Lautreamont was born as Isidore Lucien Ducasse in Montevideo, Uruguay in 1846, and left it during a time of great turbulence. His mother died soon after giving birth to him, in the midst of the Argentinian-Uruguayan War, and he was raised by his father, a Uruguayan public official of French ancestry. He was sent to school in Paris, France at the age of thirteen. By seventeen he was known at his Lycée as a quick student, yet morbid and sardonic in humor. Memorizing the Romantic writers as well as Dante, Milton, Baudelaire and Racine, he soon decided to become a writer in order “to portray the pleasures of cruelty!”
1. This looks to be pretty special:
The Tenant’s Association of the Chelsea Hotel presents a rare screening of Andy Warhol’s 1966 masterpiece, Chelsea Girls, introduced by poet and Warhol superstar Rene Ricard.
Rene Ricard is one of the few surviving members of the cast, and was a close friend and associate of Warhol from 1965 until the artist’s death in 1987. In a rare public appearance, Rene Ricard will discuss the making of the film and offer reflections on Warhol’s larger career as painter, author, publisher and wit.
Chelsea Girls was shot in various rooms in the Hotel Chelsea (and the Warhol Factory) over three weeks in the summer of 1966. Rene Ricard lived in the hotel at the time, and he remains a current resident.
Appearing in the film, amongst others, are Nico, Ondine, Brigid Berlin, International Velvet, Mario Montez, Ingrid Superstar, and Marie Menken, with music by the Velvet Underground. Filmed at a cost of $3,000.00 The film grossed $130,000.00 in its first five months of its release, making it perhaps the most successful underground film of all time It has since earned cult status as one of the most stunning and provocative cultural documents of the 1960s, and is considered by many to be Warhol’s filmic masterpiece.
Filmed in black and white and color and shown on two screens simultaneously, the film runs three hours and fifteen minutes.
At the premiere of the film at Jonas Mekas' Cinematheque, the film sequences were listed on the program accompanied by fake room numbers at the Chelsea Hotel. These had to be removed, however, when the Chelsea Hotel threatened legal action.
Today the residents of the Chelsea Hotel are fighting to retain and preserve one of the great cultural landmarks of New York City. The Chelsea Hotel is not only a historic landmarked building, but also a living national treasure, and a vital part of the intellectual and artistic heritage of New York. Residents have incurred great expense fighting evictions and what they consider to be the illegal demolition of over a hundred rooms in the historic hotel.
3. The PEN World Voices Festival is about to begin, and has a fantastic lineup.

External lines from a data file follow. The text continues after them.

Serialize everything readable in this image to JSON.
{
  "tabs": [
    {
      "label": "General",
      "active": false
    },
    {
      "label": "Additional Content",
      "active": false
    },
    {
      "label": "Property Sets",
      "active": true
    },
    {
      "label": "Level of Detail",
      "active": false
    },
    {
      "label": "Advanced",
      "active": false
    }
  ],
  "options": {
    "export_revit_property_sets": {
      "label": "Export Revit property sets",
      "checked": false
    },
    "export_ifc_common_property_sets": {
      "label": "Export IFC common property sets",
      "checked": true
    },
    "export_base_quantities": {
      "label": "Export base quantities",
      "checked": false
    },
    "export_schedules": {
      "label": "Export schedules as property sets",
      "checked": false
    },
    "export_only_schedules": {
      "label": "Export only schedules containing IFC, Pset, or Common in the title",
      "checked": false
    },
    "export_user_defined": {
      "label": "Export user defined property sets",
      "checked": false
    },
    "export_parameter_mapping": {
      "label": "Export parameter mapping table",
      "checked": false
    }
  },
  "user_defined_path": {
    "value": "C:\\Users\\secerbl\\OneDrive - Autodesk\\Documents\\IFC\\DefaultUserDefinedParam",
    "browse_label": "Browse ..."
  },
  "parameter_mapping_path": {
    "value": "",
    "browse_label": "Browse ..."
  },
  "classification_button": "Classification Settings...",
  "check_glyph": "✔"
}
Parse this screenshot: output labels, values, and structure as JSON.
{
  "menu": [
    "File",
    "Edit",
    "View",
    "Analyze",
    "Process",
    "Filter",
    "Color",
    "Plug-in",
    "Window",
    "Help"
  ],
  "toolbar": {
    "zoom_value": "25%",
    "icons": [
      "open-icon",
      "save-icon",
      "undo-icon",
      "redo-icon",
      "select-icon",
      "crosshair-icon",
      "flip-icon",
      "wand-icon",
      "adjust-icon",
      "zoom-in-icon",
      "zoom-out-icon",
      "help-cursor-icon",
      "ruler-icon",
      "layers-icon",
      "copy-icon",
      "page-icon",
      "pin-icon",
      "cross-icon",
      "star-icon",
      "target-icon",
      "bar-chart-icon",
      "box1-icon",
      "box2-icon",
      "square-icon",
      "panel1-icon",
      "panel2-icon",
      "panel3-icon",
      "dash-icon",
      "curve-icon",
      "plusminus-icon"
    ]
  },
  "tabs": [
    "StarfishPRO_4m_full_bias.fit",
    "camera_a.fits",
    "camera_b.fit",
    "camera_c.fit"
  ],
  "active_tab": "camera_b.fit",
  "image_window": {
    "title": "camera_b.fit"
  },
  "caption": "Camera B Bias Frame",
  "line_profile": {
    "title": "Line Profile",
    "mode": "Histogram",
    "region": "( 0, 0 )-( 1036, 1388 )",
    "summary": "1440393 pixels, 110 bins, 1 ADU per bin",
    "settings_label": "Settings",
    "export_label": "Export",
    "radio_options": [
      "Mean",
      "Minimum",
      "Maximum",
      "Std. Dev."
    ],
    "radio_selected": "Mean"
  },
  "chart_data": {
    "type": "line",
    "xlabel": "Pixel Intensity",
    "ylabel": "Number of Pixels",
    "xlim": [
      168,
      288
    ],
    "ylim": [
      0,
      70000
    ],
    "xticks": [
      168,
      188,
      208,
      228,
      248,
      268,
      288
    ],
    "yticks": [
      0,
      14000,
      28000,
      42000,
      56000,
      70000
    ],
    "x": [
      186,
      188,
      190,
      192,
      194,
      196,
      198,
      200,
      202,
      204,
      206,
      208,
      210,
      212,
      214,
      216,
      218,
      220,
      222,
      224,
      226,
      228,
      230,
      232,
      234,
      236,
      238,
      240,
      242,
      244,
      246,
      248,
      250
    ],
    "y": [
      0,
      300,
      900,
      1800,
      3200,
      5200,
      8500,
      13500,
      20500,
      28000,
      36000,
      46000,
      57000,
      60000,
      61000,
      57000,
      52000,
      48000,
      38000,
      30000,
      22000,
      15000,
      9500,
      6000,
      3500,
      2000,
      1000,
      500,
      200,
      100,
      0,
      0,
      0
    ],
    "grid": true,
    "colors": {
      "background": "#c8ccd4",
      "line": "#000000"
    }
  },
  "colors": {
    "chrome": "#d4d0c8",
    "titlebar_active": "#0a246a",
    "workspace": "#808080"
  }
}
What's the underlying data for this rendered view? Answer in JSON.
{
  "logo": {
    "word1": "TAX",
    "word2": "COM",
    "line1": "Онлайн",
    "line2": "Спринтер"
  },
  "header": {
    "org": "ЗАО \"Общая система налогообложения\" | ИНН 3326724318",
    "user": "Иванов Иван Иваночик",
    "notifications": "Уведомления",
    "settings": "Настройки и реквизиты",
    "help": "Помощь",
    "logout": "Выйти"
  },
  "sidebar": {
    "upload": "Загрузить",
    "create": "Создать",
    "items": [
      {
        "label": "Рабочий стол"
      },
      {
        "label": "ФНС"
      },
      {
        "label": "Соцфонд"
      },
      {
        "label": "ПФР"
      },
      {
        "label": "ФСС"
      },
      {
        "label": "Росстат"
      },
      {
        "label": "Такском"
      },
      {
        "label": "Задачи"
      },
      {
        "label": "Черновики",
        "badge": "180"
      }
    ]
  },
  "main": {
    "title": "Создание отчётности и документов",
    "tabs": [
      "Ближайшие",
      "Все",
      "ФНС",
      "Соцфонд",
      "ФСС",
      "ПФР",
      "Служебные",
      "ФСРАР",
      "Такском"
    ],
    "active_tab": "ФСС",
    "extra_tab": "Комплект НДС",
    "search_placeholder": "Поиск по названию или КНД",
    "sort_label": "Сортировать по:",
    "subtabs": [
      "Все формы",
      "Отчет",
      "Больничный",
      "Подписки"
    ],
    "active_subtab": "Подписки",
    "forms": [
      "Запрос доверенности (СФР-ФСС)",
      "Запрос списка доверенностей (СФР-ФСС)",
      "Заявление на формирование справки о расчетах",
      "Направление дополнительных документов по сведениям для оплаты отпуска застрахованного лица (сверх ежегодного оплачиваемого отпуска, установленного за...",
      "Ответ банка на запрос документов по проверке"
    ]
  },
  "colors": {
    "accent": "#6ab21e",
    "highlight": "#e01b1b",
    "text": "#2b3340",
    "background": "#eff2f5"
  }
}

5. I had a very negative initial reaction to the news that a team of transcendentalist video game designers from the University of Southern California has created an electronic interactive version of Thoreau's Walden (still and always my favorite book in the world). But the preview visible at the link above really doesn't look so bad. And while it's true that playing a video game is nothing like living in a cabin in the woods for two years -- well, come to think of it, reading a book is nothing like living in a cabin in the woods for two years either. So I guess I won't judge this project until I get to see it for myself.